WHAT THE TASK ASKS:
Wherever "JSON" appears in the records below, copy the line that holds it.

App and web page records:
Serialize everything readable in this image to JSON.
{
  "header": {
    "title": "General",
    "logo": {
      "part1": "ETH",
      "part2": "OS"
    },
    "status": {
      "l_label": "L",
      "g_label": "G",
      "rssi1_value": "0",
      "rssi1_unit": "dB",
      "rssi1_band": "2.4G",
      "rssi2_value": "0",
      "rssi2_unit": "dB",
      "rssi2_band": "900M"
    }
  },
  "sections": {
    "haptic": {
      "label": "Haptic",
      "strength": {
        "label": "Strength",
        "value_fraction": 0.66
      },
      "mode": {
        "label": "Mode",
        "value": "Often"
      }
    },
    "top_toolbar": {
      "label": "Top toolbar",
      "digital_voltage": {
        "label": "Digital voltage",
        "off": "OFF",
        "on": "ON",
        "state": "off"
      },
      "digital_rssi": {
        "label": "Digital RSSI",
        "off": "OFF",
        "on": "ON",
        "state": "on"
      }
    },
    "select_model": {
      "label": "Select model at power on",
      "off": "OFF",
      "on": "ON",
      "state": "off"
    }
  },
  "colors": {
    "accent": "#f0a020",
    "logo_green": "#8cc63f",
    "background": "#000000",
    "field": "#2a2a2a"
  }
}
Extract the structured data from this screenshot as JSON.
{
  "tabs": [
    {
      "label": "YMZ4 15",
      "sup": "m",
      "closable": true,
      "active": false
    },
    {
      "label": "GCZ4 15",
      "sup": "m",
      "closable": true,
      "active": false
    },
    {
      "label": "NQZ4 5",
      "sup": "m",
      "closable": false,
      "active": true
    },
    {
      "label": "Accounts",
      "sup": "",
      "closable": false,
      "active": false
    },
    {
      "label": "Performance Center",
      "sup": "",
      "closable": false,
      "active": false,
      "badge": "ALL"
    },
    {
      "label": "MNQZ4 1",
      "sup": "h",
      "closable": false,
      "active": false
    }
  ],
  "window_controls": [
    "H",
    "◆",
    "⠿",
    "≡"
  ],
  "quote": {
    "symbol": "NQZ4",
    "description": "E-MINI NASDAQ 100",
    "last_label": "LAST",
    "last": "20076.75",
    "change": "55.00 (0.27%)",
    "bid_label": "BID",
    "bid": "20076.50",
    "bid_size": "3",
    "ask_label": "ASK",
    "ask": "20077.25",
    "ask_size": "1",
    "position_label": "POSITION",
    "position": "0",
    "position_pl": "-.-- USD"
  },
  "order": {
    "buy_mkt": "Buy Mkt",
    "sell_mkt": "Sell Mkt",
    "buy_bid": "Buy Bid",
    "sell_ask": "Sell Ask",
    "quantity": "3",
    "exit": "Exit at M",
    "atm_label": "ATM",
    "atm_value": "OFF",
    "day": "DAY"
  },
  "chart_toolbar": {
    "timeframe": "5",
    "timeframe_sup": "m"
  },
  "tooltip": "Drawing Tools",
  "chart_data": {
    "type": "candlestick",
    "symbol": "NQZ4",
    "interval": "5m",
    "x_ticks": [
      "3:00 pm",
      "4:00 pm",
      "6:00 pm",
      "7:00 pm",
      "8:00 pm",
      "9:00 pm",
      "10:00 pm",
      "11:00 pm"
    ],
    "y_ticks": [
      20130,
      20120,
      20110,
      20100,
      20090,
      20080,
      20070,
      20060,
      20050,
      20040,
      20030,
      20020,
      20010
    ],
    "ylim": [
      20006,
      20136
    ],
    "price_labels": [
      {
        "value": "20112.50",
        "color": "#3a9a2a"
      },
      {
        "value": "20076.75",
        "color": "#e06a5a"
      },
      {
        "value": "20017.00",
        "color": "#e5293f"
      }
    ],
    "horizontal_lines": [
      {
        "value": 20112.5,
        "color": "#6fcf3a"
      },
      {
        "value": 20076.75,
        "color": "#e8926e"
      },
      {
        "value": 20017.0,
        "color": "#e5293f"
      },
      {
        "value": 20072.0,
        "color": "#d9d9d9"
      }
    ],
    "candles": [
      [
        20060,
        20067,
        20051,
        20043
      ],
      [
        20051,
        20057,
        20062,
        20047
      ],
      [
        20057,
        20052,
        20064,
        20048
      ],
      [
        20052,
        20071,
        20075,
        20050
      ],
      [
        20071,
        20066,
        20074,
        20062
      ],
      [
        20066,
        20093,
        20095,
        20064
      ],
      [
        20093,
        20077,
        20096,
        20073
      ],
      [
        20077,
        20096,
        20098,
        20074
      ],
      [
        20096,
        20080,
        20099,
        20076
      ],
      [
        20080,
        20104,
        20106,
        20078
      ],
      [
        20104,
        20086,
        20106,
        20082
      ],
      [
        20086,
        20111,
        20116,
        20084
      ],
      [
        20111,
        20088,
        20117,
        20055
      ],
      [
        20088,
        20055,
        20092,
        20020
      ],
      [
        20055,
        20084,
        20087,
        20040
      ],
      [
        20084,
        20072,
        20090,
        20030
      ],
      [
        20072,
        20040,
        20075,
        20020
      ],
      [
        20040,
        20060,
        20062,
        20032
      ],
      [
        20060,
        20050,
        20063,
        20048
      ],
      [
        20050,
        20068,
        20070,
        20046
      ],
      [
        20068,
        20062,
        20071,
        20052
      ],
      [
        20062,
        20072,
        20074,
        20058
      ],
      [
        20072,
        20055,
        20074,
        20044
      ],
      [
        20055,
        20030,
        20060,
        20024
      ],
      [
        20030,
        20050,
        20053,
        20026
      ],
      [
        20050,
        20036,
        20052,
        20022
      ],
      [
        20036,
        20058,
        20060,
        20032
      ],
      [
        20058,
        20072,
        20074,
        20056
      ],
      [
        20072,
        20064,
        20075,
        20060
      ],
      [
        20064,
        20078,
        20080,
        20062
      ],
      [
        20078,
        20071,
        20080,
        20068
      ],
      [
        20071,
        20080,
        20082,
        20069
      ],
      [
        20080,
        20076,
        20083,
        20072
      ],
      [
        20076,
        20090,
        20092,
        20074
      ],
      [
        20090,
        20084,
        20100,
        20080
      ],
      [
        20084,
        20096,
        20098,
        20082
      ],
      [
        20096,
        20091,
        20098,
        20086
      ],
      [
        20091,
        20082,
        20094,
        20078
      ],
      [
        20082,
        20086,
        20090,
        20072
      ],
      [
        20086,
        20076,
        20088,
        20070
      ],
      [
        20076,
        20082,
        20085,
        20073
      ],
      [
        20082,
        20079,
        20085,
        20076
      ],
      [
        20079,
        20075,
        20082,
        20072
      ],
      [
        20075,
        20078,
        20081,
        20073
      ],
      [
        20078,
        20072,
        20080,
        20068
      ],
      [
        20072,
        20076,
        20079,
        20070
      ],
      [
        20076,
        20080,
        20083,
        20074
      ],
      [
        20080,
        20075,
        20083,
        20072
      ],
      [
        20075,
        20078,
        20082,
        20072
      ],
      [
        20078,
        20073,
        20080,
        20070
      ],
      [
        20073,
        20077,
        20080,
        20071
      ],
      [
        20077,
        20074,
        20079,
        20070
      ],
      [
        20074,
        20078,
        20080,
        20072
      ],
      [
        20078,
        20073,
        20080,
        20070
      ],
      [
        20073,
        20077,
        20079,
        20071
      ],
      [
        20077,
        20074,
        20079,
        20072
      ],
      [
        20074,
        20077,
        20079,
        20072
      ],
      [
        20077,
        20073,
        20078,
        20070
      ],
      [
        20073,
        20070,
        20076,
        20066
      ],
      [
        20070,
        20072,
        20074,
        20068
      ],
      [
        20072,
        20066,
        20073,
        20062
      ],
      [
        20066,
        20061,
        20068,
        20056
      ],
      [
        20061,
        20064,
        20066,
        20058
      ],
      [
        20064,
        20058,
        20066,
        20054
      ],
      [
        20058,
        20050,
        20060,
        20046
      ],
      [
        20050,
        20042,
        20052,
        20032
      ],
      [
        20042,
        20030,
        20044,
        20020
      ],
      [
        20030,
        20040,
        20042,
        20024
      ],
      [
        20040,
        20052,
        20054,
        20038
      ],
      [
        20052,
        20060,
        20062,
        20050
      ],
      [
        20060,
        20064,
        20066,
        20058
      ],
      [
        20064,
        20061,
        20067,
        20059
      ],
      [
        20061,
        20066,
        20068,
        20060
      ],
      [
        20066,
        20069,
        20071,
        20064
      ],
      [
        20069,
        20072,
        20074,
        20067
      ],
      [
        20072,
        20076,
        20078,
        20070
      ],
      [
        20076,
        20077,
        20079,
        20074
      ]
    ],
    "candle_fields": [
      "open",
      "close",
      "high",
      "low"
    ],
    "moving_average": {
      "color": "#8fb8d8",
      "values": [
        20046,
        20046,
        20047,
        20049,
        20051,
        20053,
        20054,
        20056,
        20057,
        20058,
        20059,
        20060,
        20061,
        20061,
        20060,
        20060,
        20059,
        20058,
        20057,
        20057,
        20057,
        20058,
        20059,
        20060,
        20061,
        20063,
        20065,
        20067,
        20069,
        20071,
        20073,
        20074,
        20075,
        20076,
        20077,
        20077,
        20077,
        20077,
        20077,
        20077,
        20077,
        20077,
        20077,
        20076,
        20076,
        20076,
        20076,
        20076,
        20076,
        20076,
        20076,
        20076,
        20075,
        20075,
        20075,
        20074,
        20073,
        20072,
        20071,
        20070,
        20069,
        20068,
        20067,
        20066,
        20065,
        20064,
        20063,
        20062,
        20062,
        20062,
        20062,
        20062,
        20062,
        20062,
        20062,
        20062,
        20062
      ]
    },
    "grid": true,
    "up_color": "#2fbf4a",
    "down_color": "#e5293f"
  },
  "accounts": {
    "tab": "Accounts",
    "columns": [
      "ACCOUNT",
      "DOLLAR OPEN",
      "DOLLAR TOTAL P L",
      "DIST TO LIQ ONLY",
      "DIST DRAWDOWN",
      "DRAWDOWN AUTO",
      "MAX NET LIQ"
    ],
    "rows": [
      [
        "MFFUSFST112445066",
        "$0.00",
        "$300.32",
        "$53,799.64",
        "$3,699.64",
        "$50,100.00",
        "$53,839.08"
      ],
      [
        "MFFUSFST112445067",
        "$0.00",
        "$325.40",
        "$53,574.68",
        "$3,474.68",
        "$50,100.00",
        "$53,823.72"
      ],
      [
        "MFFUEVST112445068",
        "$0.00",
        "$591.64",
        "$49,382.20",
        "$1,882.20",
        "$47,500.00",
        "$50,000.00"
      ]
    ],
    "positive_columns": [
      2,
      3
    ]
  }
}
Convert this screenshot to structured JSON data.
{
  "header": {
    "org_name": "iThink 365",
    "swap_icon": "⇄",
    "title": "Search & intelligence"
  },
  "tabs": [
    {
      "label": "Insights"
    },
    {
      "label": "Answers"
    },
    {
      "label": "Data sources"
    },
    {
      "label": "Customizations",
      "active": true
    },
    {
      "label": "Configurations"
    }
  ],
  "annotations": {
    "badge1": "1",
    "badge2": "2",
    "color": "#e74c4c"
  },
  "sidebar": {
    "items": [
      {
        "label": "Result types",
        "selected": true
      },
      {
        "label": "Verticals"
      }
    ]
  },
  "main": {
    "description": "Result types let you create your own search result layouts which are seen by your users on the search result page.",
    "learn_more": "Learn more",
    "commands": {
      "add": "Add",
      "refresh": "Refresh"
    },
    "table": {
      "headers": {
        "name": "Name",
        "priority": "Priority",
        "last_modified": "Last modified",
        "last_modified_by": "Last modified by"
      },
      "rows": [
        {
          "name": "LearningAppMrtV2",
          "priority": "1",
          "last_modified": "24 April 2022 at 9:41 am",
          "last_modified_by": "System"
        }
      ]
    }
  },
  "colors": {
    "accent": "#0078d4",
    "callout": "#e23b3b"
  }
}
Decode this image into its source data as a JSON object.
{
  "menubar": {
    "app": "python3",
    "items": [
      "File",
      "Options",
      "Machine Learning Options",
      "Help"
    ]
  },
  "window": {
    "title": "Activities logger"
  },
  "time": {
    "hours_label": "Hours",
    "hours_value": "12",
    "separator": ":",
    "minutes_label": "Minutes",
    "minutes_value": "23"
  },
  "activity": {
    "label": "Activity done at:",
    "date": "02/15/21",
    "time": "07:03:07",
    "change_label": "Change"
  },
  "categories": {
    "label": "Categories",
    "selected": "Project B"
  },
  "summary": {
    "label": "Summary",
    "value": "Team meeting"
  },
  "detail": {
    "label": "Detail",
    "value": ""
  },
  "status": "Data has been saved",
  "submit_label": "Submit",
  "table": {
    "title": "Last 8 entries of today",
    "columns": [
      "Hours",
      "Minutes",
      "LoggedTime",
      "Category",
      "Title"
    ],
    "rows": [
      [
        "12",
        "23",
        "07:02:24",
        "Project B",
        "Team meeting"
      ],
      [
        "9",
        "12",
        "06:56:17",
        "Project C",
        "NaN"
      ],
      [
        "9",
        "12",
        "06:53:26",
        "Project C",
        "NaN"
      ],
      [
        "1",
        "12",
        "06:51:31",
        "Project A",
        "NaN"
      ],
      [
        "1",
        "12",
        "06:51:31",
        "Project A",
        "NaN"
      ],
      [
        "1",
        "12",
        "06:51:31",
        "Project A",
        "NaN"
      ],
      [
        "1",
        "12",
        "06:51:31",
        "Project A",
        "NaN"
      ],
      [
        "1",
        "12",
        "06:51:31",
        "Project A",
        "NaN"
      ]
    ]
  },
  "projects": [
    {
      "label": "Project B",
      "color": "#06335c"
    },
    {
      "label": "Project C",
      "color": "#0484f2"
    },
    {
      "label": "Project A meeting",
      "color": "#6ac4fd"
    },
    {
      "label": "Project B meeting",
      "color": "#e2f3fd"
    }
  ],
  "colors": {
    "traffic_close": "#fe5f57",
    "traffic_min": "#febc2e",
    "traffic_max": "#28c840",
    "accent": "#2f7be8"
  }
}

SOLVED EXERCISE:
Serialize everything readable in this image to JSON.
Extract the structured data from this screenshot as JSON.
Convert this screenshot to structured JSON data.
Decode this image into its source data as a JSON object.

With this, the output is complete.